Mac OS 8.6 also includes PlainTalk 1.5.4, which supports 44.1 KHz sound input sources, adds support for the iMac’s built-in microphone, and now correctly restores the sound input source when shutting down speech recognition. Also, at long last, the Keyboard control panel now sports a pair of Dvorak keyboard layouts.
The built-in Mac OS HTML help engine has also been updated, although the changes aren’t noticeable to users.

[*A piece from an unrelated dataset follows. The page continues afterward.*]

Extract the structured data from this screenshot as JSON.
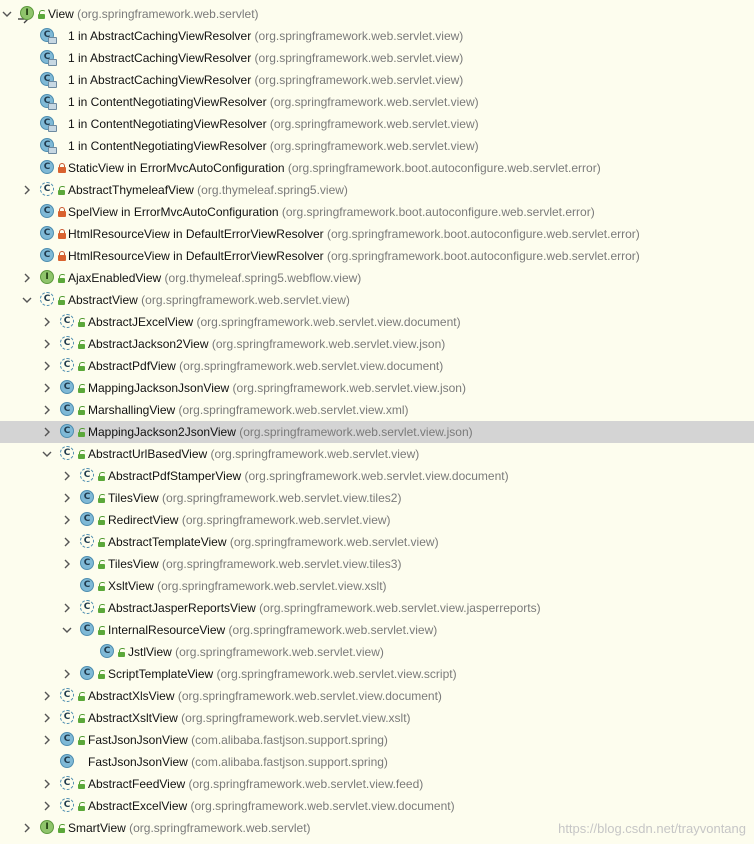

Apple is finally working on allowing other developers to use Apple’s Help Viewer for HTML-based online help, so other programs should start using HTML-based help via Apple’s Help Viewer soon.
Finally, Mac OS 8.6 includes Pacific Tech’s Graphing Calculator 1.1, which can rotate graphs in three dimensions, use different colors, and even impose an arbitrary image on 3D surfaces. The Graphing Calculator had gone essentially unchanged since 1994, but I still use it to demonstrate Macs – and even occasionally to do math. Version 1.1 of Graphing Calculator adds some fun features – I immediately pasted a photo of one of my cats over an oddly modulating surface – so it’s once again a great tool for showing off the Macintosh. Version 1.1 doesn’t offer all the capabilities of the commercial edition of Graphing Calculator, currently at version 2.2 and available for $50 – you can check out a demo at Pacific Tech’s Web site.
A Few Gotchas — Although additional specific issues are bound to emerge over the next few weeks, here are a few issues with Mac OS 8.6 you should be aware of now.
If you use Connectix’s Virtual PC, you must update to version 2.1.2 or higher to use it with Mac OS 8.6.
Owners of original Apple StyleWriters, the StyleWriter II, or StyleWriter 1200 should use the StyleWriter 1500 printer driver that comes with Mac OS 8.6 rather than the original driver for their printer.
Apple’s language kits must be updated before they work with either Mac OS 8.5 or 8.6. If you’re upgrading to Mac OS 8.6 from Mac OS 8.1 or earlier, use the Language Kit Updater for Mac OS 8.5; it’s available on the Mac OS 8.5 CD-ROM (and will presumably be on the Mac OS 8.6 CD-ROM as well). As far as I can tell, the Language Kit Updater for Mac OS 8.5 is neither available online nor included in the free Mac OS 8.6 Update.
Some applications may need more memory under Mac OS 8.6 due to the way some system components are used. In most cases, giving these applications about 300K more memory via their Get Info windows should solve the problem.
Do You Need Mac OS 8.6? Any decision about upgrading to Mac OS 8.6 is, of course, up to the individual. If you need some of the new features in Mac OS 8.6 and aren’t fazed by downloading many megabytes of data, Mac OS 8.6 should be a safe decision. I’ve had few compatibility or stability problems while using Mac OS 8.6, and the price is right. On the other hand, if none of Mac OS 8.6’s new capabilities appeal to you and you’re happy with your current system setup, don’t feel compelled to upgrade right away – Mac OS 8.6 is a significant and worthwhile refinement over Mac OS 8.5 but doesn’t offer profound new features.